Whenever a capsulectomy is performed, an attempt is usually made to remove the majority of the capsule. It is often more dangerous to attempt to remove all of the capsule versus just removing the majority of the capsule and leaving the adherent portion in place. Frequently, it is not necessary to remove the capsule if it is thin, as the space will collapse after the implant is removed. If there is a capsular contracture (abnormal tightening of the capsule), most surgeons will remove a portion or all of the capsule. It is frequently not possible or very difficult to remove the entire capsule without removing the implant first. In this case, the capsule is dissected away from the surrounding tissue as much as possible and the capsule is opened allowing removal of the implant, or implant material if the implant is ruptured, followed by removal of the remaining capsule as indicated. This can usually be done through a smaller incision.

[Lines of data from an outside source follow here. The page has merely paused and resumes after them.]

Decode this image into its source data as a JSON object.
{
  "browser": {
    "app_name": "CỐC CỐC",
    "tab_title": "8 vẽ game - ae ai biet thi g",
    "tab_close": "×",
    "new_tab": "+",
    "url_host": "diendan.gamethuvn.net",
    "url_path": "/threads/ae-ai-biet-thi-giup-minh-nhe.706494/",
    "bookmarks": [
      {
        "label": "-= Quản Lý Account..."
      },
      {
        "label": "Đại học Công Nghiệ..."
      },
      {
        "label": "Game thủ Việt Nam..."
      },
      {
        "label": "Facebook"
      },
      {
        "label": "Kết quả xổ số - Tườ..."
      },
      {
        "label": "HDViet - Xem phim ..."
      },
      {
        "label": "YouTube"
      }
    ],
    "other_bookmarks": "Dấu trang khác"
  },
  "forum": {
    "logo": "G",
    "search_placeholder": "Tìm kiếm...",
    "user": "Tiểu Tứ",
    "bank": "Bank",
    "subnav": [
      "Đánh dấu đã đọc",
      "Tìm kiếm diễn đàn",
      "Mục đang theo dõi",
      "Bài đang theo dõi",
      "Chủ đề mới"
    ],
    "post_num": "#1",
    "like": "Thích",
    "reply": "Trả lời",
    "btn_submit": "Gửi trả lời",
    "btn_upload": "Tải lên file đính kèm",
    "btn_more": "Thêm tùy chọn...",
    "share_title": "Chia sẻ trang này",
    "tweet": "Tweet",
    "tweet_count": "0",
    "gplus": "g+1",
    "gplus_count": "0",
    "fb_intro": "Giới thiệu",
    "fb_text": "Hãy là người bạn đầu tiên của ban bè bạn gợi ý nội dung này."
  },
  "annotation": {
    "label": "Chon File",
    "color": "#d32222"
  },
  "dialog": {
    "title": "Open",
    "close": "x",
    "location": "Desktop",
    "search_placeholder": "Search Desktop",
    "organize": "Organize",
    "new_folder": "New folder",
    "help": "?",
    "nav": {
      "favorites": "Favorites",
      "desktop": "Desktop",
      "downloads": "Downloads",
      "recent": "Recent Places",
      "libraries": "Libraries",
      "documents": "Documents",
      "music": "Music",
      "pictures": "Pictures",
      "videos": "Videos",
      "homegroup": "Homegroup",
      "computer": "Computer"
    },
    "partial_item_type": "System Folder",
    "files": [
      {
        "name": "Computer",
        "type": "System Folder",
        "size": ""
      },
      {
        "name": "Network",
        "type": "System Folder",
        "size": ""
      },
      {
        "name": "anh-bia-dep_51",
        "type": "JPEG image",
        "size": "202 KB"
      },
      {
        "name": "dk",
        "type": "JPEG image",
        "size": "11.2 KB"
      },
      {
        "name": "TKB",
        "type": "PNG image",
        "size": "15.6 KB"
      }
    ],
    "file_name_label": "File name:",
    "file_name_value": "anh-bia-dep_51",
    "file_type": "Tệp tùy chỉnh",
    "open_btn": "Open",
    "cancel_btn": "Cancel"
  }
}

If a patient has BIA-ALCL (breast implant associated anaplastic large cell lymphoma), then an en bloc resection is indicated to completely remove the implant and capsule.
Many patients feel that an en bloc resection is required if they feel that they have BII (breast implant implant illness). BII is poorly understood and there is no data to suggest that a radical en bloc resection is necessary. Simple implant removal and capsulectomy (partial or complete) should be adequate. If there is any suggestion that the capsule is abnormal, your plastic surgeon my send your capsule to be evaluated by a pathologist.
While the internet can be a valuable resource, you should always discuss your options with a Board Certified Plastic Surgeon. Your treatment should be tailored to meet your own specific requirements.
https://desertplasticsurgery.com/wp-content/uploads/2019/03/desert-plastic-surgery-1.png00piercemdhttps://desertplasticsurgery.com/wp-content/uploads/2019/03/desert-plastic-surgery-1.pngpiercemd2019-09-10 19:49:022019-09-10 19:49:02What is an "en bloc" implant removal and do I need this procedure if I have my implants removed or replaced?
Allergan recently announced the recall of all of their Biocell textured breast implants. What does that mean if you have breast implants?
It is important to be educated on why these implants are being recalled. A rare form of lymphoma called BIA-ALCL (breast implant associated anaplastic large cell lymphoma) is a rare lymphoma. It is primarily associated with textured breast implants and most commonly with Allergan textured implants, although not exclusively.
If you have smooth implants you don’t need to worry. If you have textured implants but don’t have any symptoms, there is no reason to remove or replace your implants. If you have swelling, hardening or new masses, you should be seen by your plastic surgeon. If you are still concerned, you might consider replacing your implants with smooth implants.
We have primarily used smooth implants over the years but have used textured implants in breast reconstruction or for patients with a history of capsular contracture. All shaped implants are textured.
It is important to continue getting mammograms and monthly self breast exams. We like to see our breast implant patients (cosmetic and reconstructive) yearly or more often as needed.
We are always available if you have any questions about your implants.